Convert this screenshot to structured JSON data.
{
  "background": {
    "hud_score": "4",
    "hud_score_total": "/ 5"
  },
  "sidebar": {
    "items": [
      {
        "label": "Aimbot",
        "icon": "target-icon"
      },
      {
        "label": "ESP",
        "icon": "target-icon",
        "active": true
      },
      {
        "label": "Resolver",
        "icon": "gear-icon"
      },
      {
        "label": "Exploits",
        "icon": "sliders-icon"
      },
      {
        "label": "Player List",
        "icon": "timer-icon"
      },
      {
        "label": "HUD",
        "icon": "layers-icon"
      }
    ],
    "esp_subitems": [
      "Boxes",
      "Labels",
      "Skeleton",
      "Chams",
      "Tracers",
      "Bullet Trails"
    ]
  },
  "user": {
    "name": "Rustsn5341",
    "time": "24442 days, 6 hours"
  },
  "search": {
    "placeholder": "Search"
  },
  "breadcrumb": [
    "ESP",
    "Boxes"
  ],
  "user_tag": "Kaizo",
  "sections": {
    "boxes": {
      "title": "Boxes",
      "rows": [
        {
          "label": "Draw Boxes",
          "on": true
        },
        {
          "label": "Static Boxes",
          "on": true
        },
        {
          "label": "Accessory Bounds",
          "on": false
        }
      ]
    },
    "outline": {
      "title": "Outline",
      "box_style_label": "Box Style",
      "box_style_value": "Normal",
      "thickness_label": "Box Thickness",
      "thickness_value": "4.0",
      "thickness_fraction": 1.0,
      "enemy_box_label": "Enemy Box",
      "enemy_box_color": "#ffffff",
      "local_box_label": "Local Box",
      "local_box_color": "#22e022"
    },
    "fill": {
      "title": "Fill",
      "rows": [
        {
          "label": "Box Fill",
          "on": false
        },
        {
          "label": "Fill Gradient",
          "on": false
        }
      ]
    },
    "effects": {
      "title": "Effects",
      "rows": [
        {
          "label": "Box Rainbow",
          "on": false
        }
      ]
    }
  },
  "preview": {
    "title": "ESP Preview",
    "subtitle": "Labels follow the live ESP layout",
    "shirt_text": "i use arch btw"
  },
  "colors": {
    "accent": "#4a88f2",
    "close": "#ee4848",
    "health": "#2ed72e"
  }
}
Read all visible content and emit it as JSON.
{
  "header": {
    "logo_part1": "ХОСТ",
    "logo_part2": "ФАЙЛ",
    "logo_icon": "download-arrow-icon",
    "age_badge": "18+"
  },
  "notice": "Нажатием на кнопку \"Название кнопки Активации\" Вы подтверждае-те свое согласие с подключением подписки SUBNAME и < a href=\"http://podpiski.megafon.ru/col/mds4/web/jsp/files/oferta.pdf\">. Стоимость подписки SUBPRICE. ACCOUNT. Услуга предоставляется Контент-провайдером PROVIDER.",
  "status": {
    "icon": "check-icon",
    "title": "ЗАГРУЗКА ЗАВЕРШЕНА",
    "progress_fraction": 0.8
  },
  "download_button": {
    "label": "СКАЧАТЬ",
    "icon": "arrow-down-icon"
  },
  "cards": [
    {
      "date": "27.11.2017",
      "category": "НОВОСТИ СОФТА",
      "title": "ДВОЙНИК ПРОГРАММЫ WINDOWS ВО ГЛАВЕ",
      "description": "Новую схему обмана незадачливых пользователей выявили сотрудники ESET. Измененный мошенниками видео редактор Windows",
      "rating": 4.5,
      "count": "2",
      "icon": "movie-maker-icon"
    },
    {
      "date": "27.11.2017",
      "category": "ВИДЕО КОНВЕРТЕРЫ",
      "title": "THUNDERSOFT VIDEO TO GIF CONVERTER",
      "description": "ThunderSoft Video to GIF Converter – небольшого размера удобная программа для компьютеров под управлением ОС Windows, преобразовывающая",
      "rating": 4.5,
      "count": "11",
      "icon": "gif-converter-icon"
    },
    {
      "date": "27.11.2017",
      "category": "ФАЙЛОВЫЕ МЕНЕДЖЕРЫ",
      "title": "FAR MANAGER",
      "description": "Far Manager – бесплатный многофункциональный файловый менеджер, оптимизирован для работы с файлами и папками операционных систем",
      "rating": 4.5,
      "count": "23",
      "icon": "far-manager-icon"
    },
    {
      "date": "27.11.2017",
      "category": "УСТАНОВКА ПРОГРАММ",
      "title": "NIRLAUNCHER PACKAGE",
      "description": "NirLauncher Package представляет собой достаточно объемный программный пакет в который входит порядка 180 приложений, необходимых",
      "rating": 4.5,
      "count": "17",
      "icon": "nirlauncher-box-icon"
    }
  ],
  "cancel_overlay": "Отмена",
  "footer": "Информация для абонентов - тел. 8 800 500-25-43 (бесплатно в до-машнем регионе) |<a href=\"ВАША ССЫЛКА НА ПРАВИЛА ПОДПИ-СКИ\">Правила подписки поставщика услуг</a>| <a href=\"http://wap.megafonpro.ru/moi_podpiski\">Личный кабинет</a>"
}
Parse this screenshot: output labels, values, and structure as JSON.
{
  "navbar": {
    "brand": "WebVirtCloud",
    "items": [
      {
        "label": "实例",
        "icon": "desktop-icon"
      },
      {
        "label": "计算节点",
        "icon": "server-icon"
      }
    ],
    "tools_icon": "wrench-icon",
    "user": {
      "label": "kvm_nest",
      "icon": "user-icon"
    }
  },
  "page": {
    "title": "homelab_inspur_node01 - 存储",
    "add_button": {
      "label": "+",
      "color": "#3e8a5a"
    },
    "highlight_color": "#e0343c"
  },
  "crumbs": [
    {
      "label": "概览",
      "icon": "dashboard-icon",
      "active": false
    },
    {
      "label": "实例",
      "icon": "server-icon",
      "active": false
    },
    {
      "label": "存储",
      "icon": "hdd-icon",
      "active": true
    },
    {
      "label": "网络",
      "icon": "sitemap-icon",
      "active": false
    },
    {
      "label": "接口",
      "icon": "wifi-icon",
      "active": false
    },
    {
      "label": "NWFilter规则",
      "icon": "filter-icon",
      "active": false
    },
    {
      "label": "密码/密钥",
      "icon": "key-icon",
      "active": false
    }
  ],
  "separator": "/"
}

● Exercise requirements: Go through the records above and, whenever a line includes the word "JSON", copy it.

● Solution to this exercise:
Convert this screenshot to structured JSON data.
Read all visible content and emit it as JSON.
Parse this screenshot: output labels, values, and structure as JSON.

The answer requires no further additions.